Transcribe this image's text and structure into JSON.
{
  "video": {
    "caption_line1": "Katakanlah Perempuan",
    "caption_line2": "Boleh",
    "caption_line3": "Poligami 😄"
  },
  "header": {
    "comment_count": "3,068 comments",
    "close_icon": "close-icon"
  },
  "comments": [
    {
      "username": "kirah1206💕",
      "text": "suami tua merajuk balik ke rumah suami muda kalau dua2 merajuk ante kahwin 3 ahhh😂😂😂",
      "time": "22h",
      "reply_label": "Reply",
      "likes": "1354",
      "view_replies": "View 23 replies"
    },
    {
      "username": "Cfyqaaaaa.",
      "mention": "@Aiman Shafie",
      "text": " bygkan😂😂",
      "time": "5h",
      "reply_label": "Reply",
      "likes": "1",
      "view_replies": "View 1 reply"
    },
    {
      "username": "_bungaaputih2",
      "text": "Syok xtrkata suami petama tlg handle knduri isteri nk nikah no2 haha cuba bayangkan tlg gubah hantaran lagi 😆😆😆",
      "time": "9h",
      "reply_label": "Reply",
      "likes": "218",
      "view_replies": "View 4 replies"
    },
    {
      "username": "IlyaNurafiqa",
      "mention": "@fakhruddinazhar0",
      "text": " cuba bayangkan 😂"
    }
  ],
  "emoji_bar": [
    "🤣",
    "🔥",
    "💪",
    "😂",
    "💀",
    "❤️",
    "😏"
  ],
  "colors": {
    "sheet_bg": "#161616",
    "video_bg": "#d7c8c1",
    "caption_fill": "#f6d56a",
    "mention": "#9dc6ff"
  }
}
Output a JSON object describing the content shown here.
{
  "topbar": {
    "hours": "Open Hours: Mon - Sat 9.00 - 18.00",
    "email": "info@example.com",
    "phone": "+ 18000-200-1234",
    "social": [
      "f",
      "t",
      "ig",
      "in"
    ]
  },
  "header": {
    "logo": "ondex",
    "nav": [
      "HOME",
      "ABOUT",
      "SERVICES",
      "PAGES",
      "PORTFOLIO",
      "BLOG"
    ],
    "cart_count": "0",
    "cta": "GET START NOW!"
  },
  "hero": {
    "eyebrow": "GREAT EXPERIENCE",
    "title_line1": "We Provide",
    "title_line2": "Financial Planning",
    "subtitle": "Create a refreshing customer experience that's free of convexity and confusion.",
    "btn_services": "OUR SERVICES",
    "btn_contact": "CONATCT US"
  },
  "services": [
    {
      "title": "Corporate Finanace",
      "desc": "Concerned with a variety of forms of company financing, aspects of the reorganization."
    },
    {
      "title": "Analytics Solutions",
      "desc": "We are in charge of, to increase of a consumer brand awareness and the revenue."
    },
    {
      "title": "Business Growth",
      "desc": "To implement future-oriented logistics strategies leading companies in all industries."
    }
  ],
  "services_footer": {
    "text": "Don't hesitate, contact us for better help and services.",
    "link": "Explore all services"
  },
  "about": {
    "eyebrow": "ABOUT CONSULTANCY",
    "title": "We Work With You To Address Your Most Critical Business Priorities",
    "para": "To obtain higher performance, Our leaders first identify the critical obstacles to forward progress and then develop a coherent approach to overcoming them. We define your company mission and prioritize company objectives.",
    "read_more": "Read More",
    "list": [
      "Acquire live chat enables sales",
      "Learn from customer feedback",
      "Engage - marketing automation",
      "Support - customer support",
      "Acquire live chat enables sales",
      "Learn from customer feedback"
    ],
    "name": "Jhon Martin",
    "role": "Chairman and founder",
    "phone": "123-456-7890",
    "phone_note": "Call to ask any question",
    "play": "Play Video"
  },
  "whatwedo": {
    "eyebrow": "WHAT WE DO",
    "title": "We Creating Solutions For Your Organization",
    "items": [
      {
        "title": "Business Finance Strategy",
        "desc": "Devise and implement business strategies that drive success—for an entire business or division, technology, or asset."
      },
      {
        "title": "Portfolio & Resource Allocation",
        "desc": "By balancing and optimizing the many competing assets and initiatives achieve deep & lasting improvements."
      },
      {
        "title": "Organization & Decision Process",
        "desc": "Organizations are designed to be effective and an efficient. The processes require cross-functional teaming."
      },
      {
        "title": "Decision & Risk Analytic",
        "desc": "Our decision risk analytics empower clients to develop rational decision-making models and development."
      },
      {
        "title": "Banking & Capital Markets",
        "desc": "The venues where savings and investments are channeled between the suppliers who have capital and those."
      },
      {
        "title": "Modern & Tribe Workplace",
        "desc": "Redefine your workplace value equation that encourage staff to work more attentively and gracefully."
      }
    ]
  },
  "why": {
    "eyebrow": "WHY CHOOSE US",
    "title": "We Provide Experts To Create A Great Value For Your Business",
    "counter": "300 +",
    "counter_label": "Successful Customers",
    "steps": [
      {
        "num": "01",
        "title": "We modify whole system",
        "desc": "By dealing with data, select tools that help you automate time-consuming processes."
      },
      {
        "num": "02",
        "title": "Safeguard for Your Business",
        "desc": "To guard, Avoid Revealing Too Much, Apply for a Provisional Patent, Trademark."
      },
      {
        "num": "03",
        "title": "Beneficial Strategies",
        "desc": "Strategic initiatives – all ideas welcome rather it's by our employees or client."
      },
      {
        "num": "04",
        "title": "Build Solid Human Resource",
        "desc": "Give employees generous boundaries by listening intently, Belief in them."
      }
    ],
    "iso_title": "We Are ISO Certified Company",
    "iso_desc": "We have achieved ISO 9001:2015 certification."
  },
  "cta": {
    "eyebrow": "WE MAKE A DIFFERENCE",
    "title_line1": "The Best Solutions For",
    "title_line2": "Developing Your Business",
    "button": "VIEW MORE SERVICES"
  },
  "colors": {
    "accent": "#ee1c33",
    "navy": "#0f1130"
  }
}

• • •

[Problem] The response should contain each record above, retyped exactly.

[Solution for this problem]
Transcribe this image's text and structure into JSON.
{
  "video": {
    "caption_line1": "Katakanlah Perempuan",
    "caption_line2": "Boleh",
    "caption_line3": "Poligami 😄"
  },
  "header": {
    "comment_count": "3,068 comments",
    "close_icon": "close-icon"
  },
  "comments": [
    {
      "username": "kirah1206💕",
      "text": "suami tua merajuk balik ke rumah suami muda kalau dua2 merajuk ante kahwin 3 ahhh😂😂😂",
      "time": "22h",
      "reply_label": "Reply",
      "likes": "1354",
      "view_replies": "View 23 replies"
    },
    {
      "username": "Cfyqaaaaa.",
      "mention": "@Aiman Shafie",
      "text": " bygkan😂😂",
      "time": "5h",
      "reply_label": "Reply",
      "likes": "1",
      "view_replies": "View 1 reply"
    },
    {
      "username": "_bungaaputih2",
      "text": "Syok xtrkata suami petama tlg handle knduri isteri nk nikah no2 haha cuba bayangkan tlg gubah hantaran lagi 😆😆😆",
      "time": "9h",
      "reply_label": "Reply",
      "likes": "218",
      "view_replies": "View 4 replies"
    },
    {
      "username": "IlyaNurafiqa",
      "mention": "@fakhruddinazhar0",
      "text": " cuba bayangkan 😂"
    }
  ],
  "emoji_bar": [
    "🤣",
    "🔥",
    "💪",
    "😂",
    "💀",
    "❤️",
    "😏"
  ],
  "colors": {
    "sheet_bg": "#161616",
    "video_bg": "#d7c8c1",
    "caption_fill": "#f6d56a",
    "mention": "#9dc6ff"
  }
}
Output a JSON object describing the content shown here.
{
  "topbar": {
    "hours": "Open Hours: Mon - Sat 9.00 - 18.00",
    "email": "info@example.com",
    "phone": "+ 18000-200-1234",
    "social": [
      "f",
      "t",
      "ig",
      "in"
    ]
  },
  "header": {
    "logo": "ondex",
    "nav": [
      "HOME",
      "ABOUT",
      "SERVICES",
      "PAGES",
      "PORTFOLIO",
      "BLOG"
    ],
    "cart_count": "0",
    "cta": "GET START NOW!"
  },
  "hero": {
    "eyebrow": "GREAT EXPERIENCE",
    "title_line1": "We Provide",
    "title_line2": "Financial Planning",
    "subtitle": "Create a refreshing customer experience that's free of convexity and confusion.",
    "btn_services": "OUR SERVICES",
    "btn_contact": "CONATCT US"
  },
  "services": [
    {
      "title": "Corporate Finanace",
      "desc": "Concerned with a variety of forms of company financing, aspects of the reorganization."
    },
    {
      "title": "Analytics Solutions",
      "desc": "We are in charge of, to increase of a consumer brand awareness and the revenue."
    },
    {
      "title": "Business Growth",
      "desc": "To implement future-oriented logistics strategies leading companies in all industries."
    }
  ],
  "services_footer": {
    "text": "Don't hesitate, contact us for better help and services.",
    "link": "Explore all services"
  },
  "about": {
    "eyebrow": "ABOUT CONSULTANCY",
    "title": "We Work With You To Address Your Most Critical Business Priorities",
    "para": "To obtain higher performance, Our leaders first identify the critical obstacles to forward progress and then develop a coherent approach to overcoming them. We define your company mission and prioritize company objectives.",
    "read_more": "Read More",
    "list": [
      "Acquire live chat enables sales",
      "Learn from customer feedback",
      "Engage - marketing automation",
      "Support - customer support",
      "Acquire live chat enables sales",
      "Learn from customer feedback"
    ],
    "name": "Jhon Martin",
    "role": "Chairman and founder",
    "phone": "123-456-7890",
    "phone_note": "Call to ask any question",
    "play": "Play Video"
  },
  "whatwedo": {
    "eyebrow": "WHAT WE DO",
    "title": "We Creating Solutions For Your Organization",
    "items": [
      {
        "title": "Business Finance Strategy",
        "desc": "Devise and implement business strategies that drive success—for an entire business or division, technology, or asset."
      },
      {
        "title": "Portfolio & Resource Allocation",
        "desc": "By balancing and optimizing the many competing assets and initiatives achieve deep & lasting improvements."
      },
      {
        "title": "Organization & Decision Process",
        "desc": "Organizations are designed to be effective and an efficient. The processes require cross-functional teaming."
      },
      {
        "title": "Decision & Risk Analytic",
        "desc": "Our decision risk analytics empower clients to develop rational decision-making models and development."
      },
      {
        "title": "Banking & Capital Markets",
        "desc": "The venues where savings and investments are channeled between the suppliers who have capital and those."
      },
      {
        "title": "Modern & Tribe Workplace",
        "desc": "Redefine your workplace value equation that encourage staff to work more attentively and gracefully."
      }
    ]
  },
  "why": {
    "eyebrow": "WHY CHOOSE US",
    "title": "We Provide Experts To Create A Great Value For Your Business",
    "counter": "300 +",
    "counter_label": "Successful Customers",
    "steps": [
      {
        "num": "01",
        "title": "We modify whole system",
        "desc": "By dealing with data, select tools that help you automate time-consuming processes."
      },
      {
        "num": "02",
        "title": "Safeguard for Your Business",
        "desc": "To guard, Avoid Revealing Too Much, Apply for a Provisional Patent, Trademark."
      },
      {
        "num": "03",
        "title": "Beneficial Strategies",
        "desc": "Strategic initiatives – all ideas welcome rather it's by our employees or client."
      },
      {
        "num": "04",
        "title": "Build Solid Human Resource",
        "desc": "Give employees generous boundaries by listening intently, Belief in them."
      }
    ],
    "iso_title": "We Are ISO Certified Company",
    "iso_desc": "We have achieved ISO 9001:2015 certification."
  },
  "cta": {
    "eyebrow": "WE MAKE A DIFFERENCE",
    "title_line1": "The Best Solutions For",
    "title_line2": "Developing Your Business",
    "button": "VIEW MORE SERVICES"
  },
  "colors": {
    "accent": "#ee1c33",
    "navy": "#0f1130"
  }
}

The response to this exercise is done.